Administrative Appeal Law Appellate Court Opinion

   by Roy, Christopher

 https://jud.ct.gov/lawlib/LawLibNews/Posts/Post.aspx?Id=5069

AC44075 - Costas v. Commissioner of Revenue Services ("The plaintiffs, John P. Costas and Barbara S. Costas, appeal from the summary judgment rendered by the trial court in favor of the defendant, the Commissioner of Revenue Services (commissioner), sustaining the commissioner's assessment of taxes against the plaintiffs with respect to certain stock options and restricted stock units granted to John P. Costas by his employer as compensation for services he performed both in this state and in New York.
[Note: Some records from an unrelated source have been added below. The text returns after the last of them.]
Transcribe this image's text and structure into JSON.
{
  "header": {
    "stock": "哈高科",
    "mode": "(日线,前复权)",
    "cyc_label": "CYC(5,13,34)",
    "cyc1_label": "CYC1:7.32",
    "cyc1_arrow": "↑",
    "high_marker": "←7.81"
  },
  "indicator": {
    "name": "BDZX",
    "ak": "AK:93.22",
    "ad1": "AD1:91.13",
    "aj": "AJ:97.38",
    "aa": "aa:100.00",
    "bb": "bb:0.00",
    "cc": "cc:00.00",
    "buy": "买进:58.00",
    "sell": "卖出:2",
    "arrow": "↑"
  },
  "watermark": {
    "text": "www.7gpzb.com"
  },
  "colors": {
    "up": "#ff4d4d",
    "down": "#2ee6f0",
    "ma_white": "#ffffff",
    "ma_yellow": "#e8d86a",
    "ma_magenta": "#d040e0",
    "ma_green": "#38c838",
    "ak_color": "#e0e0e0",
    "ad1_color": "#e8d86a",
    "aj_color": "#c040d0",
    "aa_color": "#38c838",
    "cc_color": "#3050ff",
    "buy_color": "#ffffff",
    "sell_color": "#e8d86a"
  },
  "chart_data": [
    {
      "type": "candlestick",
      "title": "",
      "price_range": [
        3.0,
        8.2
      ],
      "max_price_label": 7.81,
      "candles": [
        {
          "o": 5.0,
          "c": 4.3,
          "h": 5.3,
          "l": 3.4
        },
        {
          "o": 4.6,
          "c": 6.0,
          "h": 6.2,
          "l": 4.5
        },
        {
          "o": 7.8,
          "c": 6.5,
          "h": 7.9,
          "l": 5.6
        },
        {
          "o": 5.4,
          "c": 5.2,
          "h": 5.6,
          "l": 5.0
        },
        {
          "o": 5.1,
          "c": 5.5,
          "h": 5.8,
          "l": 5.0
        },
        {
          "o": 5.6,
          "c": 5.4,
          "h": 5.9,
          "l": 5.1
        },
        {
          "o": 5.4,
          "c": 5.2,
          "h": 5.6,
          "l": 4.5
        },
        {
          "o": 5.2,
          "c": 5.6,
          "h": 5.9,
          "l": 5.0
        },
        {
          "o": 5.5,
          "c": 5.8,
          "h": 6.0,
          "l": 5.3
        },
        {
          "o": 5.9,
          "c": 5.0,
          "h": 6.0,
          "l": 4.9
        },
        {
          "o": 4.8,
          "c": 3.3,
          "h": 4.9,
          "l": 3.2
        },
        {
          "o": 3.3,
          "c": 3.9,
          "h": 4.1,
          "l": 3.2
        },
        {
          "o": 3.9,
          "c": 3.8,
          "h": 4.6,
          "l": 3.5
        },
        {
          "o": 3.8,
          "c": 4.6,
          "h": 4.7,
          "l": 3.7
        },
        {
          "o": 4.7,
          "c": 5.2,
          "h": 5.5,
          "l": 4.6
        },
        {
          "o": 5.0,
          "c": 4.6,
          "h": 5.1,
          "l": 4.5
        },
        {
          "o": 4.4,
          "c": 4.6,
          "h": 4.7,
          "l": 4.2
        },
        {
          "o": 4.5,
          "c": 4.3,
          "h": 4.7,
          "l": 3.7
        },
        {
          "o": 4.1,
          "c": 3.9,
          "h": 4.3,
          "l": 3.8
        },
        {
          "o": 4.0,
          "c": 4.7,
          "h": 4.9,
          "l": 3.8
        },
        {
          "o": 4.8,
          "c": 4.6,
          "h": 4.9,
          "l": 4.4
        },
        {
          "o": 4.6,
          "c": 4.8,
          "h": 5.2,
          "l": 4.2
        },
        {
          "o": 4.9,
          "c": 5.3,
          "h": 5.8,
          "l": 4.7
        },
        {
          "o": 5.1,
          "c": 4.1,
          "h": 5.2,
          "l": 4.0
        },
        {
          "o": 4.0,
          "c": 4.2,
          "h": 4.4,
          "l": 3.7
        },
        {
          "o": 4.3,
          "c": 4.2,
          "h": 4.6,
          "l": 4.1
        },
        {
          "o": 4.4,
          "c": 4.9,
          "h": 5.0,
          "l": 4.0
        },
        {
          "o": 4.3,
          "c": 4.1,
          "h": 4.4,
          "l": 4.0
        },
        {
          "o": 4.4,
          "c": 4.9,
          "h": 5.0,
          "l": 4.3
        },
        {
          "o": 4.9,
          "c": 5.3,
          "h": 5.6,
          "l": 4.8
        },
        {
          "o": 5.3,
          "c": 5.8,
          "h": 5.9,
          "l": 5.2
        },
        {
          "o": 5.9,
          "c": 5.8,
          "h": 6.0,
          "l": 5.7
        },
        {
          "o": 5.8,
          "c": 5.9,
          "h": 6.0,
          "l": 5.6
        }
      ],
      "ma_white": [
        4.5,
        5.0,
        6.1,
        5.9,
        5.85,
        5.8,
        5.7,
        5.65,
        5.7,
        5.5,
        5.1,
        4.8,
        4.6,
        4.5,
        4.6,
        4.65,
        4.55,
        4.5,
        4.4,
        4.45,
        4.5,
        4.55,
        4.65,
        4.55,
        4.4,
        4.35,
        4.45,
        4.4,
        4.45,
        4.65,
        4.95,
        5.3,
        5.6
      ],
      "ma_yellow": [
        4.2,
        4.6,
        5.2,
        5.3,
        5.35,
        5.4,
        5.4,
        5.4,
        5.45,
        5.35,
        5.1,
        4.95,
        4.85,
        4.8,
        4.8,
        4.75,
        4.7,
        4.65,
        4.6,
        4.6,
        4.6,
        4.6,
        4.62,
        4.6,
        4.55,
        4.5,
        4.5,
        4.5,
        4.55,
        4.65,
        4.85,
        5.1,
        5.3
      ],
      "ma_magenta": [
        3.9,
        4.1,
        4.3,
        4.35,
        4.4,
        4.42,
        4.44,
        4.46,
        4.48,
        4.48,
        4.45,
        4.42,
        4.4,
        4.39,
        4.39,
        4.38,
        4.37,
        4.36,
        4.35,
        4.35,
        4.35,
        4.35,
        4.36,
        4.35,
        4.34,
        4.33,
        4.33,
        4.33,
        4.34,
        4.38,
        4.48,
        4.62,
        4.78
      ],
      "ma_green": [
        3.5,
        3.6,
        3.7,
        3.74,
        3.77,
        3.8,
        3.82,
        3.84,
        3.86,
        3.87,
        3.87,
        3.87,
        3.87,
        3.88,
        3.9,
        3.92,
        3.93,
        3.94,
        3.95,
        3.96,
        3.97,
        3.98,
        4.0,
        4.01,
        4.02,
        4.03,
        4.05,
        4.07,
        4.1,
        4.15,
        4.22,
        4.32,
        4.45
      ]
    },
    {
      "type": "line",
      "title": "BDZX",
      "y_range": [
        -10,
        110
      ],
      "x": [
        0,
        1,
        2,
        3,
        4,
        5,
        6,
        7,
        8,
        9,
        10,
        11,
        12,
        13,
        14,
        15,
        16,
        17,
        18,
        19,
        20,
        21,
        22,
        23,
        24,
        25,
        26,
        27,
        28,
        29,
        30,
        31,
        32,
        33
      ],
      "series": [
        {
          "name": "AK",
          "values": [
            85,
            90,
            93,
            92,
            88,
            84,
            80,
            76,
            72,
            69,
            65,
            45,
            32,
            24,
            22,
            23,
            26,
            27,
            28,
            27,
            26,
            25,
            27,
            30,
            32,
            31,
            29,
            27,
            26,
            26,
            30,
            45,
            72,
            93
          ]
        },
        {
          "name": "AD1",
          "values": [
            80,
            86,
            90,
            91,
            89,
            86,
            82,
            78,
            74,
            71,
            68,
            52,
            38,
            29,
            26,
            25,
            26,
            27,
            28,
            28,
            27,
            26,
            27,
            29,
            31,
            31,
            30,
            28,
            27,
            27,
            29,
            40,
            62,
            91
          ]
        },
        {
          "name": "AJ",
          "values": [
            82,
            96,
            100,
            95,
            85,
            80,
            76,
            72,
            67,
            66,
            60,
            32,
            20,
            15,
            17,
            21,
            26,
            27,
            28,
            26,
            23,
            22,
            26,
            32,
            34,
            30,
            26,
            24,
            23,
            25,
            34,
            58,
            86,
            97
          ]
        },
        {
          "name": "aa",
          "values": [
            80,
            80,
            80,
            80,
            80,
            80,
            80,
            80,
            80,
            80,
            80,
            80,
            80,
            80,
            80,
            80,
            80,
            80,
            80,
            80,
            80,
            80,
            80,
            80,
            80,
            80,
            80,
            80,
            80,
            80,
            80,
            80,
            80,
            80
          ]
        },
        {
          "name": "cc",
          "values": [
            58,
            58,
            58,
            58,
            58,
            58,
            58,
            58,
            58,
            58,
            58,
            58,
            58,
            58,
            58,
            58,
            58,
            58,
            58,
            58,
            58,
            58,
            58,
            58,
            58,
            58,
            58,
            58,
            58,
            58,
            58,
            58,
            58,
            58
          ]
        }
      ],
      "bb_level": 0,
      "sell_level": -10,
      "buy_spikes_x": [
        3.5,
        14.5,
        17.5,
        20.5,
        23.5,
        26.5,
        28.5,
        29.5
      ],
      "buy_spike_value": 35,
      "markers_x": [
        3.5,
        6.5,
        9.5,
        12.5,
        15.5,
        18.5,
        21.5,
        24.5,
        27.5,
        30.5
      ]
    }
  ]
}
On appeal, the plaintiffs claim that the court incorrectly concluded that the commissioner was entitled to summary judgment because the court (1) misinterpreted and misapplied the regulations at issue, namely, §§ 12-711(b)-17 and 12-711(b)-18 of the Regulations of Connecticut State Agencies, which govern the credit to which a Connecticut taxpayer is entitled for taxes paid to another state on compensation derived from the vesting of restricted stock and the exercise of nonqualified stock options (stock options), respectively, for services performed in both Connecticut and that other state, and (2) refused to require that the commissioner approve an alternate apportionment methodology with regard to the income attributable to Connecticut and New York for purposes of determining the amount of those tax credits pursuant to § 12-711(b)-15 of the Regulations of Connecticut State Agencies. We reject the plaintiffs' claims and, accordingly, affirm the judgment of the court.")